To help maintain calm I read two Trollope novels intensely on the train both ways (he absorbs my mind); I felt fluttered in the cab and know I looked nervous, slightly bewildered. I had a google map the Admiral had printed out for me to get from the hotel to the university and asked someone directions. She and I made quick friends; her name Nellie, and before you know it she was telling me of her job troubles (she sends hundreds of applications on line and gets no interview) and I of how I helped Yvette find a job locally. I find I worry about these interstices where one is in transition and dependent on others. I didn’t have to reason with myself and control my fear that I won’t get off the train in time at the Alexandria stop since the Admiral bought me a ticket that had me getting off at Washington DC (where the train stays on the station for as long as half an hour at a time). I did ask myself why I’m so anxious over this passage; I feel no anxiety about getting off at a stop in time when I’m in the subway. The difference is I’ve been in the subway thousands and thousands of times; and in the subway all the doors open; I don’t travel the train often and the Amtrac practice is only a few doors open and there is no way to tell which one will be open until the conductor tells you the last few moments and then you have to get to which one is open and get out before the train starts up again. I saw someone else also worrying as the train neared New Carollton when she realized not all the doors would open so I’m not alone in this feeling.

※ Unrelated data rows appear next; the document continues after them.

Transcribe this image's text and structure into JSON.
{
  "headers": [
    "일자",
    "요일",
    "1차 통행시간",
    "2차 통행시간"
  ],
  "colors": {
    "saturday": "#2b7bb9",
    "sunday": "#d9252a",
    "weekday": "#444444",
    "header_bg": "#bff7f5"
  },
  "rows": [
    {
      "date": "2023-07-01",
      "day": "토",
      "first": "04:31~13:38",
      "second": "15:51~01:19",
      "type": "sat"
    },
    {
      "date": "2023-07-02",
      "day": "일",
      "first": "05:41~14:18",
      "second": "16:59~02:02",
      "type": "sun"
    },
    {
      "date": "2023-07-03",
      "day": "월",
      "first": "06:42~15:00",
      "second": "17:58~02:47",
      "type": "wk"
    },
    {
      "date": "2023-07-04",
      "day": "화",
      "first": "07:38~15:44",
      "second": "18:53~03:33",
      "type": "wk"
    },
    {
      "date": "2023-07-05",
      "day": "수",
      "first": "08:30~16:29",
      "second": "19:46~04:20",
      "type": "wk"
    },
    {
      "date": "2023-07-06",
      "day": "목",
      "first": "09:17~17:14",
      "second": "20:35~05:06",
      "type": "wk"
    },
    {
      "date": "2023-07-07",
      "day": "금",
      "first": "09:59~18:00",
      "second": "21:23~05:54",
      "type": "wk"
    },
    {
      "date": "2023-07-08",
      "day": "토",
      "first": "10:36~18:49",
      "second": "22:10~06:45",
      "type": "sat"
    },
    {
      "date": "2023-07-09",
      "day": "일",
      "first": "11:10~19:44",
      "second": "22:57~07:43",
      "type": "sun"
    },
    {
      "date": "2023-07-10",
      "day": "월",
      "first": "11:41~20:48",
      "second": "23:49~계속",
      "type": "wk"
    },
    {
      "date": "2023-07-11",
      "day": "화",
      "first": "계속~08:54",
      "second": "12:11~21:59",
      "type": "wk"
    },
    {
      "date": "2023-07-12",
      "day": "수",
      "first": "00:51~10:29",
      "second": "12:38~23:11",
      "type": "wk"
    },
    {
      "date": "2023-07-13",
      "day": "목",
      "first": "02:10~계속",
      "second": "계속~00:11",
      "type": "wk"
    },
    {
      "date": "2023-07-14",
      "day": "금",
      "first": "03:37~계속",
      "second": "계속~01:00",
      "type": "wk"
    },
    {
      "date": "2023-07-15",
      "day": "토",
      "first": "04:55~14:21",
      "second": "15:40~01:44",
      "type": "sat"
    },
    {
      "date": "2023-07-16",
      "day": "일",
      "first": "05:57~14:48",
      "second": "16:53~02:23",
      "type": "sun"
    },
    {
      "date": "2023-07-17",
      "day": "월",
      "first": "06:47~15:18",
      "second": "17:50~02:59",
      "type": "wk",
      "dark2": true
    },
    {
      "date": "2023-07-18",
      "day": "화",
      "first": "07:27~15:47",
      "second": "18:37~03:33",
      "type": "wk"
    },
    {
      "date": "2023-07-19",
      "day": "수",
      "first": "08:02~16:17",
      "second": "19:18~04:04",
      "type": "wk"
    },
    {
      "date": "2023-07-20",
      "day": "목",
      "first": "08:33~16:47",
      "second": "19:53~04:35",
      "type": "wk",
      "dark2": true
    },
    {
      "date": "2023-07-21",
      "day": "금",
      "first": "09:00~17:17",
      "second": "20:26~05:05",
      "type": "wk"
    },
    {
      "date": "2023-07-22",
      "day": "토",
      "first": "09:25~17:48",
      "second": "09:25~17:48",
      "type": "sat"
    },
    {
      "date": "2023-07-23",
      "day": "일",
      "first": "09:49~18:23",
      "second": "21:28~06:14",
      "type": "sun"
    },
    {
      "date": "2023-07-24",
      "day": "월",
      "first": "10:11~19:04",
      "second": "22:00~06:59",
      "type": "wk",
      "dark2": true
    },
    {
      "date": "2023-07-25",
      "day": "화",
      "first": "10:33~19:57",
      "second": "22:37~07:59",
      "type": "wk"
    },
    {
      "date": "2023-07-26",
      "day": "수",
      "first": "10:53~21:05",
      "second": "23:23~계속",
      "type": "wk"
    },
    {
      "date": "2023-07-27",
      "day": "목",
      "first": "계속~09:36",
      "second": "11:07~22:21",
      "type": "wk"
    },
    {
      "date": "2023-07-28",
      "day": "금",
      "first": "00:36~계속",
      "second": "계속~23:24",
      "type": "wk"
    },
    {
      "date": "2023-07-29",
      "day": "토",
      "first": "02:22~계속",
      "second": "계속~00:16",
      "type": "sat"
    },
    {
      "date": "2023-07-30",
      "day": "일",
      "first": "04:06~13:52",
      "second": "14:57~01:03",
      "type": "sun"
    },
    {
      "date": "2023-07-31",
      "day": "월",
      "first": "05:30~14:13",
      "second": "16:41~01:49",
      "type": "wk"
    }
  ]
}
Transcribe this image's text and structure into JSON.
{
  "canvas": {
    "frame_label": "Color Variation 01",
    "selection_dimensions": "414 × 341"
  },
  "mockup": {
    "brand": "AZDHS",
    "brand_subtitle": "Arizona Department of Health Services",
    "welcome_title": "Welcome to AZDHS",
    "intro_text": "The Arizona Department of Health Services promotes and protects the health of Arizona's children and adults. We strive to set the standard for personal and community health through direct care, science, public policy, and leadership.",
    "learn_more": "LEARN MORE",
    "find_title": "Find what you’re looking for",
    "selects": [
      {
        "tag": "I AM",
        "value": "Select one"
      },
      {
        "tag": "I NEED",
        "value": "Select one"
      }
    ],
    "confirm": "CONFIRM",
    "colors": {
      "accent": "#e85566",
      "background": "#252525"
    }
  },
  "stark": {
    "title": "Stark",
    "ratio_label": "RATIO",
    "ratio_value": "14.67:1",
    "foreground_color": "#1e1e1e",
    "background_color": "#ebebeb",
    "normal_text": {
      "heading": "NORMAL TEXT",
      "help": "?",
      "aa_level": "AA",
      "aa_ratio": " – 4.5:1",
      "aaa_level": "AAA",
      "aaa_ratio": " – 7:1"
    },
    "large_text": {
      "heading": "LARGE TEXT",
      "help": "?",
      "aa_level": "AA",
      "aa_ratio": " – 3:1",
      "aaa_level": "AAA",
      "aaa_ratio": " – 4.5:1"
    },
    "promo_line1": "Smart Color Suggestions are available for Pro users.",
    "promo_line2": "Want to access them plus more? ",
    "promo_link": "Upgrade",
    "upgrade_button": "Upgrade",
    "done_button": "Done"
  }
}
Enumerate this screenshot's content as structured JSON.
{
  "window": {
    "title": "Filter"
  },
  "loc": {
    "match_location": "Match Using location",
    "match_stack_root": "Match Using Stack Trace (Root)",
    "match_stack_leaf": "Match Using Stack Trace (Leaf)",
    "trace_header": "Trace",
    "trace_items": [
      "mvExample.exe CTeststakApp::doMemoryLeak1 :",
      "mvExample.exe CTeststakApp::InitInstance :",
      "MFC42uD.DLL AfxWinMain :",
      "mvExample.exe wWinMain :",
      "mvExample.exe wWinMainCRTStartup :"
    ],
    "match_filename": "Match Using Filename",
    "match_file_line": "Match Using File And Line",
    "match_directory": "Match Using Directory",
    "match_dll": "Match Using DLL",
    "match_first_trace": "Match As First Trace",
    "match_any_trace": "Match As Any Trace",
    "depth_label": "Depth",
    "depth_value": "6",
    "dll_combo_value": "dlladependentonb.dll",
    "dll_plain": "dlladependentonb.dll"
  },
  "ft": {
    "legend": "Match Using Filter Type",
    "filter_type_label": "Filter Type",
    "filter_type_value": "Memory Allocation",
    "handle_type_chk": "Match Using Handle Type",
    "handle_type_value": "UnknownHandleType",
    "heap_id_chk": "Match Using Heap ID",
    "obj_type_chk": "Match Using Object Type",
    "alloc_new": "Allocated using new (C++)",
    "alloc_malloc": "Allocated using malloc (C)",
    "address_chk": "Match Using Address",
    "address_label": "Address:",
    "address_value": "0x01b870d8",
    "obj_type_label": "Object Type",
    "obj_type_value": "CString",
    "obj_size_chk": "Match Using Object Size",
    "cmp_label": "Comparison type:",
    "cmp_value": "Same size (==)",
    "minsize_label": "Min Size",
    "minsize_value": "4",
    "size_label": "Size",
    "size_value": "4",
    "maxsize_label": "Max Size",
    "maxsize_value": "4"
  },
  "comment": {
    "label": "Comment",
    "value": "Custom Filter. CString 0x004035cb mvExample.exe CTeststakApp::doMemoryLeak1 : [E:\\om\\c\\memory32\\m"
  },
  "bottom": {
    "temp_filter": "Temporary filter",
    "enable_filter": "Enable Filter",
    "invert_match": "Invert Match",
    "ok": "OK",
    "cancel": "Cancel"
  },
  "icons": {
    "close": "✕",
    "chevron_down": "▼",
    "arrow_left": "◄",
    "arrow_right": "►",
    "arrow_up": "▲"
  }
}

I don’t know that I’m up to going to the Belgium conference on Trollope alone (and that would take me away for three or four days probably too) but I feel I could try this sort of distance this way again in order to give a paper I want to do again. I again experienced how it is important to go, see, be seen, get to talk about one’s work. I feel energized to try two proposals for the JASNA & Burney AGM in 2014 (in the hope one will be accepted). Then Yvette will come again and we’ll go by plane.
My one (funny I suppose) failure was I couldn’t put either TV on in my room. I had two TVS, both had these remotes and no matter what buttons I pressed the things would not turn on. I would have watched TV late at night if I had managed that. I lost my conference book (with its schedule and map) but there were plenty of them at the registration desk so I was given another. I lost one of my 3 sleep masks but I can buy another at Bed and Bath. I got to see even less of Philadelphia than I have on the occasions I traveled there for MLA with the Admiral in cold winter (in a different area of town)– three semi-commercial blocks to and from the hotel, the commercial blocks to and from the railway station, just that part of the park-like university where the conference was held. (One man at the conference told me Baltimore is very like it’s presented in TV: violent, abrasive, and everyone lives within small circumscribed areas, worlds of four blocks. I told him it’s not like that in NYC at all: people in Manhattan at any rate identify with and travel about the whole island.) As usual I ate hardly anything at all but I made up for it when I got home.